_WHAT TO DO_. Check each line of the data for "icon", then give the number of lines that have it, without any other words.
= = = =
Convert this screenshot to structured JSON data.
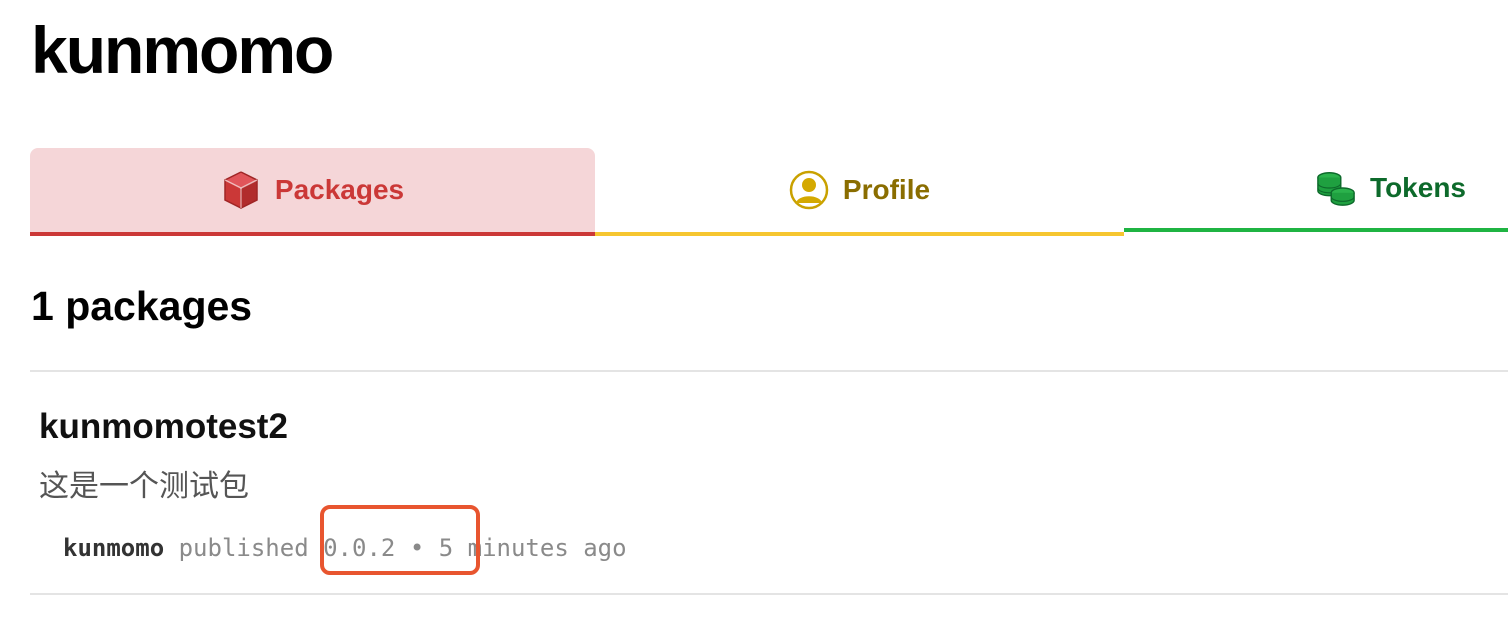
{
  "user": {
    "username": "kunmomo"
  },
  "tabs": [
    {
      "label": "Packages",
      "icon": "package-icon",
      "color": "#cb3837"
    },
    {
      "label": "Profile",
      "icon": "user-circle-icon",
      "color": "#8a6d00"
    },
    {
      "label": "Tokens",
      "icon": "coins-icon",
      "color": "#0d6a2b"
    }
  ],
  "packages_section": {
    "count_heading": "1 packages",
    "items": [
      {
        "name": "kunmomotest2",
        "description": "这是一个测试包",
        "publisher": "kunmomo",
        "published_word": "published",
        "version": "0.0.2",
        "separator": "•",
        "time_ago": "5 minutes ago"
      }
    ]
  },
  "colors": {
    "packages_accent": "#cb3837",
    "profile_accent": "#f6c630",
    "tokens_accent": "#1fb443",
    "highlight": "#e8552f"
  }
}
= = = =
_COMPLETED EXERCISE_. 3